on g2 can be opened up.
The symbiotic relationship between the c4 pawn and a bishop on
g2 (or the c5 pawn and a g7 bishop for Black) is the clearest example.
You have to keep that long diagonal under pressure.
This goes double for your own pawns. You don't put a bishop on
g2 and then plunk a pawn on e4 to block its diagonal unless you
are sure you can open it back up. The tricky relationship between
pieces and pawns in hypermodern openings is the main reason they
aren't right for White Belts. You need to learn how to play with
your pieces before learning how to play without them in closed positions!
4) The idea is to build pressure. Keep aiming your pieces
at the center, looking for weak spots and trying to force their
creation. Don't release the tension with early exchanges or it will
decrease the number of potential weaknesses and make it easier for
your opponent to defend.
Black grabbed space but fell way behind in development in the process.
White was winning after 1.Nxe5! Nxe5 2.Re1, soon regaining the pieces
with an attack. (Lazic-Di Lazzaro in the file.)
5) Damaging your opponent's pawns is as important as forcing
them forward or winning them. Doubled pawns and isolated pawns
are vulnerable to attack and create more holes in a position that
pieces can take advantage of. Look for opportunities to force your
opponent to ruin his structure, creating weaknesses you can then
6) Hypermodern development, particularly the bishop fianchetto,
is slower than classical development. This can lead to major
disasters and very short games against an aggressive opponent aiming
at your king. The idea is to build pressure and plan breaks like
a diamond cutter. You can't continue such slow play against a direct
Instead of attacking the white king, Black played ..b6 and ..Bb7,
a very slow plan in a very sharp position. White used that extra
time to quickly break through on the kingside. Black resigned after
1.h6 Bg7 2.Qg5+ with mate on the next move.
That's exactly what we recommend when someone plays this way against
you. The margin for error is much smaller for the hypermodern player
so throw those pawns out there, open files, and blow them off the
board. As you and your opponents improve you'll learn to be more
cautious, but White Belts should be attacking directly until they
This oddly symmetrical position might look like a little joke by
White, but Black, a 2400-rated player, was completely lost by move
25 without making a serious blunder. (Blatny-Heberla in the file.)
White began to break down the center with the typical c4 and b4
plan to empower the g2 bishop.
7) A precautionary note to #6. White is still White! Just
because these moves aren't as overtly aggressive and leave the pieces
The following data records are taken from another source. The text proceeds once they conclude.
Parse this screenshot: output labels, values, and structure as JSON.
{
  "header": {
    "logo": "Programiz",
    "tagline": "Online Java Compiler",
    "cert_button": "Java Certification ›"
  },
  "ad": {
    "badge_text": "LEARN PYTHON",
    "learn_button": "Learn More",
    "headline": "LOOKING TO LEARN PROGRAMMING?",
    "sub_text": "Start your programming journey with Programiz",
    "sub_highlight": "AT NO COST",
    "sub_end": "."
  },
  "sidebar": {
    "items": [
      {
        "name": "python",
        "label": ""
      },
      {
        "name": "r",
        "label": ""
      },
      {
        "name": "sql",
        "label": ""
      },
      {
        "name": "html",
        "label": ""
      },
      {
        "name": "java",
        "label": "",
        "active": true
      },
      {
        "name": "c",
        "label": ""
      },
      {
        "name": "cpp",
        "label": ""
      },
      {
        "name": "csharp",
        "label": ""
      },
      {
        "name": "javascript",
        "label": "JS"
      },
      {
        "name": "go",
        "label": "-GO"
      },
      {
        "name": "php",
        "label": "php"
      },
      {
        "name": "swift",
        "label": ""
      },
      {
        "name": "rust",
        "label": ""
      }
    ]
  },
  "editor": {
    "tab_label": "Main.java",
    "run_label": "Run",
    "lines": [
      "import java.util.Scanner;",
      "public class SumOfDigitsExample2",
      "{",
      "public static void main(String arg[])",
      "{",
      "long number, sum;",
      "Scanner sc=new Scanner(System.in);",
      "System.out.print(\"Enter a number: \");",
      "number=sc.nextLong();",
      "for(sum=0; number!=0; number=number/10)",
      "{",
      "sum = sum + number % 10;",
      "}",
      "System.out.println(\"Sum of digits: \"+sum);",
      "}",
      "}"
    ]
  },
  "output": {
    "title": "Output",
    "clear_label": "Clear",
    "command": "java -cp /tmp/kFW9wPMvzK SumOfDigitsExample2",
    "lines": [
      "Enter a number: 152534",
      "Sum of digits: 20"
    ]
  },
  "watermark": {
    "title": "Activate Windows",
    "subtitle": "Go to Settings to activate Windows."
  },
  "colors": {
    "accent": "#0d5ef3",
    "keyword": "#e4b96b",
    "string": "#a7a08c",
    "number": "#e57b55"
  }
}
far away doesn't mean White has relinquished the advantage of the
first move by playing in hypermodern style. If Black ignores his
own development he can get killed almost as quickly as in an open